Q: Must the extra hours of education be at the graduate level?

A: No, an advanced degree is not required. However, since many entry-level accountants will have advanced degrees, The Ohio Society of CPAs strongly encourages graduate education. This recommendation does not draw distinctions between pursuing a Masters of Accountancy, a Masters of Tax or an MBA (either with an accounting or some other emphasis). For more on pursuing a Masters of Accountancy (MAcc), click here.

Q: Should I choose to pursue a 150-hour baccalaureate, what skills should I develop with the additional education?

A: It is now required to have 30 semester hours of accounting including principles. Additional credits can help hone communication skills (writing, speech), expand computer expertise, widen accounting knowledge, and polish professional research skills. Fulfilling requirements for a second undergraduate major might be considered (Finance or Computer Science will be particularly helpful as second majors).

Q: How do non-traditional students qualify to sit for the CPA Exam?

A: Candidates not meeting the 150-hour requirement through their education must pass a series of examinations including the GRE and/or an equivalency exam administered by the Accountancy Board of Ohio.

The procedure is the same for all CPA candidates who do not fulfill the education requirements set forth in the 150-hour requirement (ABO Statute 4701.06(D)(1)(b). Less than 1% of all licensed CPAs in Ohio opt for the testing route. It is a difficult alternative to the 150-hour requirement.

Q: Will the additional education help me expand my overall career opportunities?

A: Most definitely! Almost any chosen path for the additional credit hours would be helpful. An advanced accounting degree would develop greater technical expertise for audit or tax work. An MBA would furnish a breadth of business knowledge that could provide entry into management advisory services. The development of greater communication skills would afford superior performance in any aspect of the profession. A second major or minor, like an advanced accounting degree, would provide additional expertise potentially valuable in the marketplace.
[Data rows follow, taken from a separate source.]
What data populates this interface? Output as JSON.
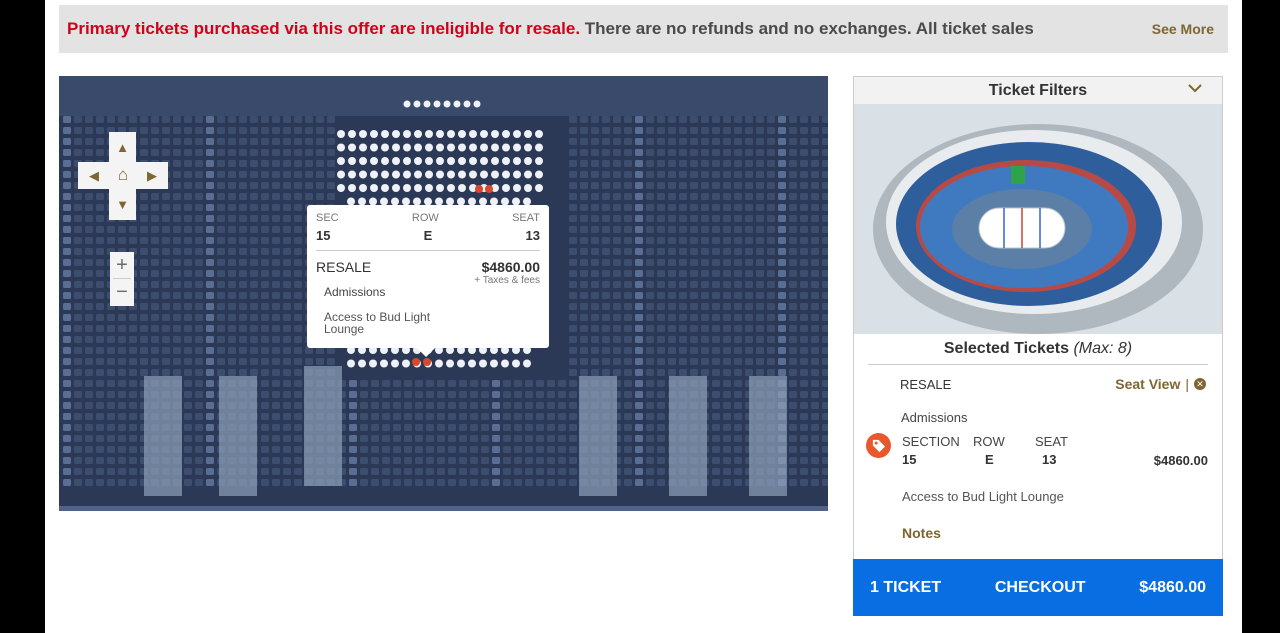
{
  "banner": {
    "highlight": "Primary tickets purchased via this offer are ineligible for resale.",
    "text": " There are no refunds and no exchanges. All ticket sales are final. Available",
    "see_more": "See More"
  },
  "map": {
    "popup": {
      "sec_label": "SEC",
      "sec_value": "15",
      "row_label": "ROW",
      "row_value": "E",
      "seat_label": "SEAT",
      "seat_value": "13",
      "type": "RESALE",
      "price": "$4860.00",
      "admissions": "Admissions",
      "taxes": "+ Taxes & fees",
      "access": "Access to Bud Light Lounge"
    }
  },
  "filters": {
    "title": "Ticket Filters",
    "selected_title": "Selected Tickets",
    "selected_max": "(Max: 8)",
    "ticket": {
      "type": "RESALE",
      "seat_view": "Seat View",
      "admissions": "Admissions",
      "section_label": "SECTION",
      "section_value": "15",
      "row_label": "ROW",
      "row_value": "E",
      "seat_label": "SEAT",
      "seat_value": "13",
      "price": "$4860.00",
      "access": "Access to Bud Light Lounge",
      "notes": "Notes"
    },
    "checkout": {
      "count": "1 TICKET",
      "label": "CHECKOUT",
      "total": "$4860.00"
    }
  },
  "colors": {
    "accent": "#7d6631",
    "banner_red": "#d0021b",
    "checkout_blue": "#0a6ee3",
    "tag_orange": "#e9572d",
    "selected_seat": "#d9482b"
  }
}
Q: How will I pay for a fifth year of study when traditional scholarships are no longer available?

A: Educational funding issues are best addressed by each student and their campus financial aid officers. A variety of options exist and often special arrangements are available for minority or disadvantaged students. The legislature has raised approximately $300,000 annually for scholarships for students in their fifth year of accounting. The funds have been earmarked for minority and economically disadvantaged students. As always, students will continue to work part-time to pay for part-time schooling.

Public accounting firms may provide funding for their prospective employees. Some institutions of higher education are already at work raising money to be applied beyond traditional scholarship assistance.

Accounting majors will need to explore various avenues for support. However, keep in mind that the investment will provide long-term benefits because supply and demand realities will mandate that the accounting profession compensates its people for their additional sacrifice.